* **Assigned task**
Without altering a single word, repeat the records that follow.

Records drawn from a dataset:
↓↓↓

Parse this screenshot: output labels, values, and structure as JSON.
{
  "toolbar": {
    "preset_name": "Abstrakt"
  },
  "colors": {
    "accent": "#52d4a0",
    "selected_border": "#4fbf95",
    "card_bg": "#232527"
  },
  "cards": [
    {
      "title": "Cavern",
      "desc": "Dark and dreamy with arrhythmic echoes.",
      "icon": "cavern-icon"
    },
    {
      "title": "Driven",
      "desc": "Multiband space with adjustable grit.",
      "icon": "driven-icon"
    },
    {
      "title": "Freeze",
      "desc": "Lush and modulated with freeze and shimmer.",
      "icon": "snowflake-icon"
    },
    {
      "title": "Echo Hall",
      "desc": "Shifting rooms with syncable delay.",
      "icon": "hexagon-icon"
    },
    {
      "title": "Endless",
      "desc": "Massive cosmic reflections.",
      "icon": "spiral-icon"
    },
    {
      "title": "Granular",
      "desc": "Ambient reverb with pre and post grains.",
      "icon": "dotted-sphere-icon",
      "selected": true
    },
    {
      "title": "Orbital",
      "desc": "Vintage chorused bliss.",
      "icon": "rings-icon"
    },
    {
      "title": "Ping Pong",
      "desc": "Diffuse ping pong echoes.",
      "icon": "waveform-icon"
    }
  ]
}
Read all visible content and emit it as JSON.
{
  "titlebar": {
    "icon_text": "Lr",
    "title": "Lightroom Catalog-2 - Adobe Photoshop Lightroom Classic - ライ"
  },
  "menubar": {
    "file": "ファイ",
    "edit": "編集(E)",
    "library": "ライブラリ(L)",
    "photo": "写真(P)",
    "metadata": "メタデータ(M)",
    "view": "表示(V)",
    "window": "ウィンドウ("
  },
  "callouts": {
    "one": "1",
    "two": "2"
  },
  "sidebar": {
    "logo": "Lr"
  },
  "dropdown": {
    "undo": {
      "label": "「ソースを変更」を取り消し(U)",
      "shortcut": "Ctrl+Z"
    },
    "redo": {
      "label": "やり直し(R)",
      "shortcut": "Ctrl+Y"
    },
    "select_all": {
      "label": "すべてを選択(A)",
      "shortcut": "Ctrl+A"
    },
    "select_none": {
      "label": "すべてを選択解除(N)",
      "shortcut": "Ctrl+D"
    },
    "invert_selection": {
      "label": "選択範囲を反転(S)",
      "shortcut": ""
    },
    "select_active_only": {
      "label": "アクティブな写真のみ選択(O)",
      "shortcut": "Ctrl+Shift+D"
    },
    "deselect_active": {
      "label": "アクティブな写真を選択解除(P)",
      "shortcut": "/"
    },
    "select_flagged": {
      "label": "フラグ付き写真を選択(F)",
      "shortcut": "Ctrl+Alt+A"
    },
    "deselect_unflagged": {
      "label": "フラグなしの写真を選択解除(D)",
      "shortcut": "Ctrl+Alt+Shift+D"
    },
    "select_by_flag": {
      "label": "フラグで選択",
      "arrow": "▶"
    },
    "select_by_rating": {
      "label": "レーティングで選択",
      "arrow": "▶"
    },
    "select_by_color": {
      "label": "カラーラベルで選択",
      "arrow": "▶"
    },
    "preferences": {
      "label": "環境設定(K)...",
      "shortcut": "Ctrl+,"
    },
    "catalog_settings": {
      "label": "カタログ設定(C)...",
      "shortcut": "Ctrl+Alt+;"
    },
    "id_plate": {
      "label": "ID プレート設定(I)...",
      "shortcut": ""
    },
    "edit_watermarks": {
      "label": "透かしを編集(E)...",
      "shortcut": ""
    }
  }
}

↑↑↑

* **Answer area**
Parse this screenshot: output labels, values, and structure as JSON.
{
  "toolbar": {
    "preset_name": "Abstrakt"
  },
  "colors": {
    "accent": "#52d4a0",
    "selected_border": "#4fbf95",
    "card_bg": "#232527"
  },
  "cards": [
    {
      "title": "Cavern",
      "desc": "Dark and dreamy with arrhythmic echoes.",
      "icon": "cavern-icon"
    },
    {
      "title": "Driven",
      "desc": "Multiband space with adjustable grit.",
      "icon": "driven-icon"
    },
    {
      "title": "Freeze",
      "desc": "Lush and modulated with freeze and shimmer.",
      "icon": "snowflake-icon"
    },
    {
      "title": "Echo Hall",
      "desc": "Shifting rooms with syncable delay.",
      "icon": "hexagon-icon"
    },
    {
      "title": "Endless",
      "desc": "Massive cosmic reflections.",
      "icon": "spiral-icon"
    },
    {
      "title": "Granular",
      "desc": "Ambient reverb with pre and post grains.",
      "icon": "dotted-sphere-icon",
      "selected": true
    },
    {
      "title": "Orbital",
      "desc": "Vintage chorused bliss.",
      "icon": "rings-icon"
    },
    {
      "title": "Ping Pong",
      "desc": "Diffuse ping pong echoes.",
      "icon": "waveform-icon"
    }
  ]
}
Read all visible content and emit it as JSON.
{
  "titlebar": {
    "icon_text": "Lr",
    "title": "Lightroom Catalog-2 - Adobe Photoshop Lightroom Classic - ライ"
  },
  "menubar": {
    "file": "ファイ",
    "edit": "編集(E)",
    "library": "ライブラリ(L)",
    "photo": "写真(P)",
    "metadata": "メタデータ(M)",
    "view": "表示(V)",
    "window": "ウィンドウ("
  },
  "callouts": {
    "one": "1",
    "two": "2"
  },
  "sidebar": {
    "logo": "Lr"
  },
  "dropdown": {
    "undo": {
      "label": "「ソースを変更」を取り消し(U)",
      "shortcut": "Ctrl+Z"
    },
    "redo": {
      "label": "やり直し(R)",
      "shortcut": "Ctrl+Y"
    },
    "select_all": {
      "label": "すべてを選択(A)",
      "shortcut": "Ctrl+A"
    },
    "select_none": {
      "label": "すべてを選択解除(N)",
      "shortcut": "Ctrl+D"
    },
    "invert_selection": {
      "label": "選択範囲を反転(S)",
      "shortcut": ""
    },
    "select_active_only": {
      "label": "アクティブな写真のみ選択(O)",
      "shortcut": "Ctrl+Shift+D"
    },
    "deselect_active": {
      "label": "アクティブな写真を選択解除(P)",
      "shortcut": "/"
    },
    "select_flagged": {
      "label": "フラグ付き写真を選択(F)",
      "shortcut": "Ctrl+Alt+A"
    },
    "deselect_unflagged": {
      "label": "フラグなしの写真を選択解除(D)",
      "shortcut": "Ctrl+Alt+Shift+D"
    },
    "select_by_flag": {
      "label": "フラグで選択",
      "arrow": "▶"
    },
    "select_by_rating": {
      "label": "レーティングで選択",
      "arrow": "▶"
    },
    "select_by_color": {
      "label": "カラーラベルで選択",
      "arrow": "▶"
    },
    "preferences": {
      "label": "環境設定(K)...",
      "shortcut": "Ctrl+,"
    },
    "catalog_settings": {
      "label": "カタログ設定(C)...",
      "shortcut": "Ctrl+Alt+;"
    },
    "id_plate": {
      "label": "ID プレート設定(I)...",
      "shortcut": ""
    },
    "edit_watermarks": {
      "label": "透かしを編集(E)...",
      "shortcut": ""
    }
  }
}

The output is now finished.